The market for tax credits allows for the completion of often essential projects that might not otherwise see the light of day due to the difficulty of financing through traditional funding avenues.
It is important to note that the process of applying for, securing and monetizing tax credit awards is an information and document sensitive process which is enhanced by using a consultant, a broker or a syndicator, and at times a lawyer to complete the paperwork.
Energy Credit Revenue
There are two significant tax credits for renewable energy projects – investment tax credits (ITC) from capital investments in the technology and/or the facility that creates renewable energy; and renewable energy credits (RECs) that are generated as a result of the production of renewable energy.
ITCs amount to 30 percent of the project capital costs, whereas the REC formula is organic – for each megawatt hour of electricity a renewable energy project generates, the owner receives one REC. These RECs can then be sold, allowing the producer of the renewable energy to reap revenue from the credit.
RECs can be purchased from companies that supply power, natural gas, biomass, and energy products, or from any producer of renewable energy. This source of revenue subsidizes the operating costs of a renewable energy facility, which is necessary to allow said facilities to remain financially feasible. A REC is retired once it is sold, ensuring that the credit is used but once.
Increasingly, businesses are investing in RECs as a means to implement more eco-conscious practices. Purchasing RECs allows a company to support renewable energy development, even when it does not produce renewable energy and is not directly utilizing renewable energy for its consumption needs. RECs are designed to encourage the development and distribution of renewable energy technology and the production of renewable energy.
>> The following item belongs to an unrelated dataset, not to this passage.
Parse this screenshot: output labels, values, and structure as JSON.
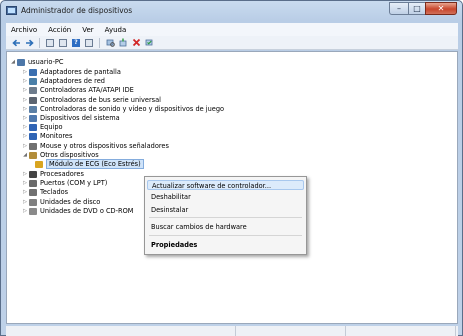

Recovering Cleanup Costs
Finally, mention needs to be made of the Massachusetts Brownfields Tax Credit. Although some commercial property owners will go out of their way to avoid brownfields sites, others recognize the benefits inherent in the brownfields tax credit, which is intended to encourage the reclamation of polluted property as well as to enhance economic growth by fostering the rehabilitation of abandoned properties.
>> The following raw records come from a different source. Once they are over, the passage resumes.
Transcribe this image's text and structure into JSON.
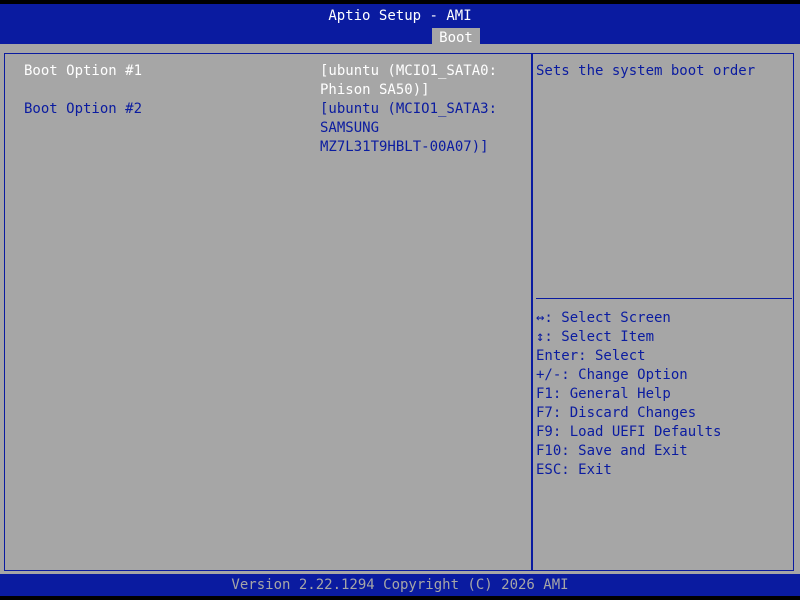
{
  "header": {
    "title": "Aptio Setup - AMI",
    "active_tab": "Boot"
  },
  "options": [
    {
      "label": "Boot Option #1",
      "value_lines": [
        "[ubuntu (MCIO1_SATA0:",
        "Phison SA50)]"
      ],
      "state": "selected"
    },
    {
      "label": "Boot Option #2",
      "value_lines": [
        "[ubuntu (MCIO1_SATA3:",
        "SAMSUNG",
        "MZ7L31T9HBLT-00A07)]"
      ],
      "state": "normal"
    }
  ],
  "help": {
    "description": "Sets the system boot order",
    "keys": [
      "↔: Select Screen",
      "↕: Select Item",
      "Enter: Select",
      "+/-: Change Option",
      "F1: General Help",
      "F7: Discard Changes",
      "F9: Load UEFI Defaults",
      "F10: Save and Exit",
      "ESC: Exit"
    ]
  },
  "footer": {
    "text": "Version 2.22.1294 Copyright (C) 2026 AMI"
  },
  "colors": {
    "bios_blue": "#0a1ba0",
    "panel_gray": "#a6a6a6",
    "highlight_white": "#ffffff"
  }
}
If the property qualifies for the credit, costs related directly to the environmental clean-up – such as outlays to determine, contain or remove contamination – will apply toward the issuance of credit. By monetizing the credit, often a brownfields property owner that cannot or does not desire to use the tax credit can recover up to 50 percent of the eligible costs of cleaning up the site.
The tax credits outlined above illustrate a sound approach to attracting new investment and financial activity during a challenging economic climate.